Gallery walls aren’t anything new when it comes to interior design and styling. They started trending hard before 2004, and since then, according to Google Trends they have been non-stop rising in popularity. There are several different kinds though. So many ways to do it, and equally as many ways too mess it up.
My tips on creating gallery walls are possibly unconventional, and really just an insight into how I find success in putting them together. Some gallery walls might have a mulitude of the same colour, and even sized frame. They can be uniform. Others, completely eclectic and brimming with all sorts of stuff. Not many of mine are ever like this. There may sometimes be pairs of prints, but them I’m often inclined to split them up. Even so, they are still curated, and yet eclectic.

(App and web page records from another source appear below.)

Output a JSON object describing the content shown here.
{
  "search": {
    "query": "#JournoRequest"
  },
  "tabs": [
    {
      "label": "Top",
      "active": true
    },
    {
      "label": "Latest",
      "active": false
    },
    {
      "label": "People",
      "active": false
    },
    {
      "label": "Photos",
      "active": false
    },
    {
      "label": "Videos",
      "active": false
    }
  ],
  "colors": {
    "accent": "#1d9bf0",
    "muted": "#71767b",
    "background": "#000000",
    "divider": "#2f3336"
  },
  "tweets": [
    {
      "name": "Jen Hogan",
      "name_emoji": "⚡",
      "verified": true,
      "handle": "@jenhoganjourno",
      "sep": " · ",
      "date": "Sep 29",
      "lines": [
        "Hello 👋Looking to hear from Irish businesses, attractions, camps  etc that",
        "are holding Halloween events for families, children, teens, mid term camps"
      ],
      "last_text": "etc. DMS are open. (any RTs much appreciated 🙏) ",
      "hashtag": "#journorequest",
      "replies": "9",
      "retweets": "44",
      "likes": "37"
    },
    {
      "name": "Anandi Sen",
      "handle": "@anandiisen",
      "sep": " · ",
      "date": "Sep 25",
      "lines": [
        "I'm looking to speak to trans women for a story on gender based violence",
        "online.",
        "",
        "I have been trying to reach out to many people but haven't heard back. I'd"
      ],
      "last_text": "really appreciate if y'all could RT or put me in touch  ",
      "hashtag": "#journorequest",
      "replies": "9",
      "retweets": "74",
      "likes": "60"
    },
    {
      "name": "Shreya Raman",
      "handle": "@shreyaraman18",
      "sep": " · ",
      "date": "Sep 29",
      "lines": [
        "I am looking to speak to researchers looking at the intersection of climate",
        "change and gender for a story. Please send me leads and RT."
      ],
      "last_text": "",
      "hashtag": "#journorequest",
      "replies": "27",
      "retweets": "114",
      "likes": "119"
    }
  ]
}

There are a few time consuming fail-safe ways to do a gallery wall. One is to cut out brown paper in the size of all your pieces of art. This, I would argue is the way NOT to do a gallery wall. I think you actually need to see exactly how it’s going to look. Brown paper looks like brown paper.. stuck to a wall.
Laying it all out the floor first is a great start. Some might say even lay it on a sheet brown paper, draw around each piece once the positions have been decided, then use that paper as a template on the wall. Ripping it away as you add each piece. My argument – that things look different on the wall, than they do on the floor. So I like to be completely organic when going through this process. It’s also handy to look at them on the floor from the top of a ladder and take a quick snap. So you can step back and think about it. With a good image reference.

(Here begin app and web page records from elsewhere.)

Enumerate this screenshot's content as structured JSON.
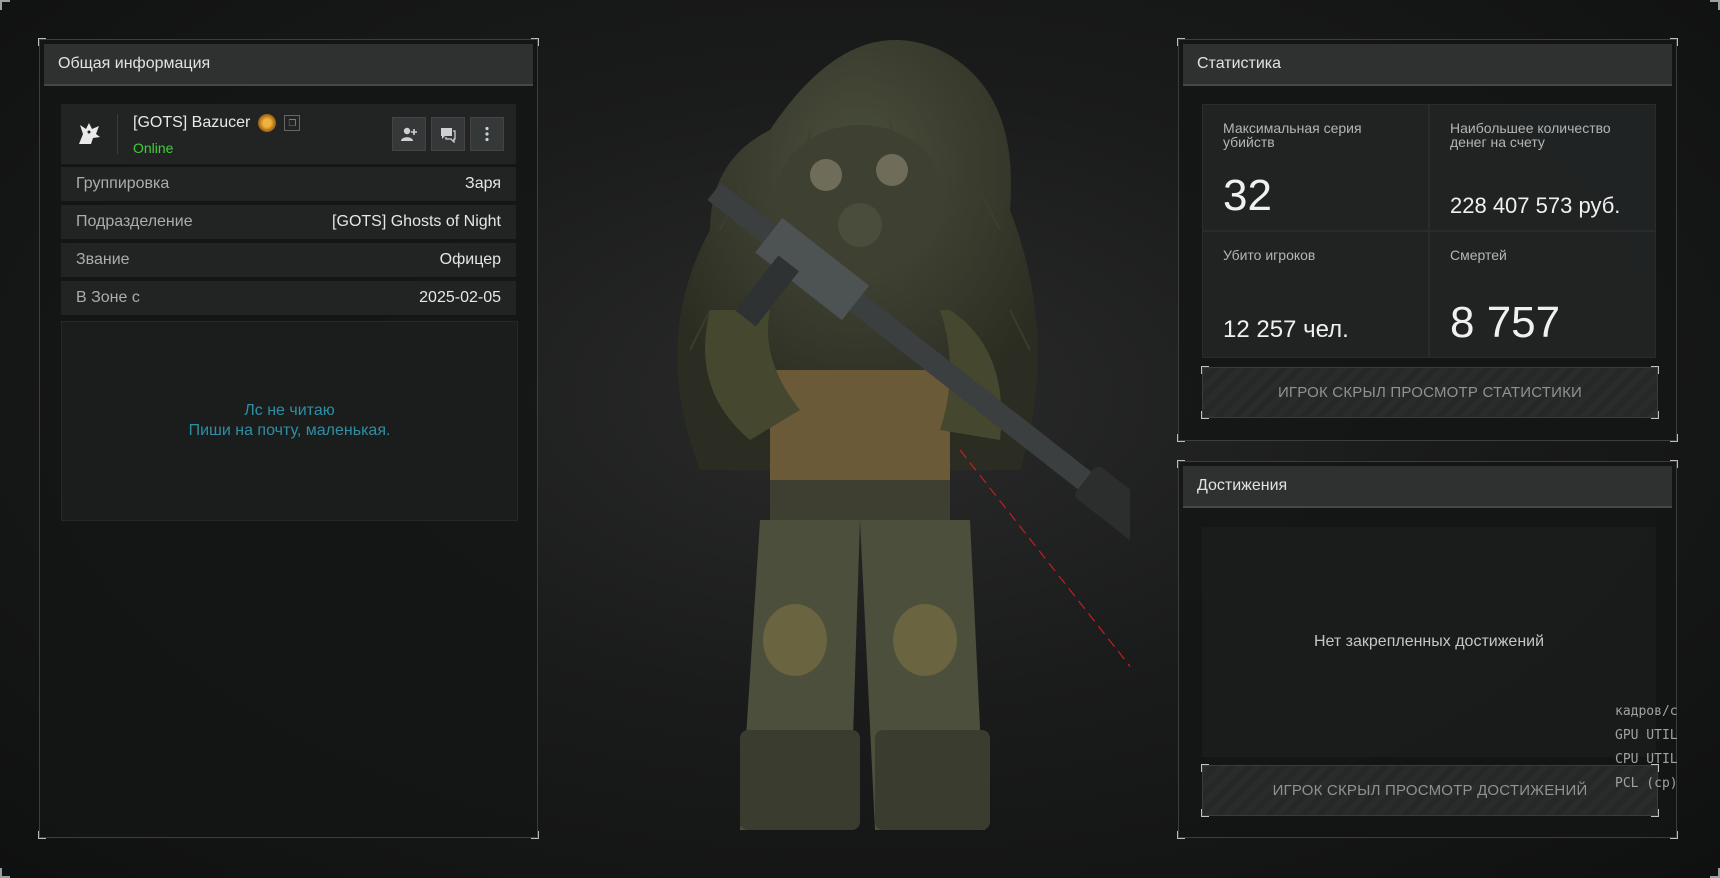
{
  "left_panel": {
    "title": "Общая информация",
    "player": {
      "name": "[GOTS] Bazucer",
      "status": "Online"
    },
    "rows": [
      {
        "key": "Группировка",
        "value": "Заря"
      },
      {
        "key": "Подразделение",
        "value": "[GOTS] Ghosts of Night"
      },
      {
        "key": "Звание",
        "value": "Офицер"
      },
      {
        "key": "В Зоне с",
        "value": "2025-02-05"
      }
    ],
    "bio_line1": "Лс не читаю",
    "bio_line2": "Пиши на почту, маленькая."
  },
  "stats_panel": {
    "title": "Статистика",
    "max_kill_streak_label": "Максимальная серия убийств",
    "max_kill_streak_value": "32",
    "max_money_label": "Наибольшее количество денег на счету",
    "max_money_value": "228 407 573 руб.",
    "players_killed_label": "Убито игроков",
    "players_killed_value": "12 257 чел.",
    "deaths_label": "Смертей",
    "deaths_value": "8 757",
    "hidden_text": "ИГРОК СКРЫЛ ПРОСМОТР СТАТИСТИКИ"
  },
  "achievements_panel": {
    "title": "Достижения",
    "empty_text": "Нет закрепленных достижений",
    "hidden_text": "ИГРОК СКРЫЛ ПРОСМОТР ДОСТИЖЕНИЙ"
  },
  "perf_overlay": {
    "lines": [
      "кадров/с",
      "GPU UTIL",
      "CPU UTIL",
      "PCL (cp)"
    ]
  },
  "colors": {
    "online": "#3fcf3a",
    "bio_text": "#2e8fa3"
  },
  "icons": [
    "wolf-logo-icon",
    "badge-icon",
    "copy-icon",
    "add-friend-icon",
    "chat-icon",
    "more-icon"
  ]
}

I say, grab an extra pair of hands to help you do this. Then, after laying it out on the floor and getting some form of an idea what you would like to achieve, take it in turns to hold up the frames piece by piece so you can tweak slightly as you go. This method may not work for all. But it’s a great way to bond over some art hanging. And it can really get you being creative. Also don’t be pinned down to using just art and frames. Throwing in a light, or another three-dimensional object makes for a more interesting result.
You will need….
- An extra pair or two of hands
- A ladder
- A tape measure
- Pencil to mark the pin spots
- Plenty of picture hooks, pins and cord if necessary
- A little bit of patience
- Tonnes of creativity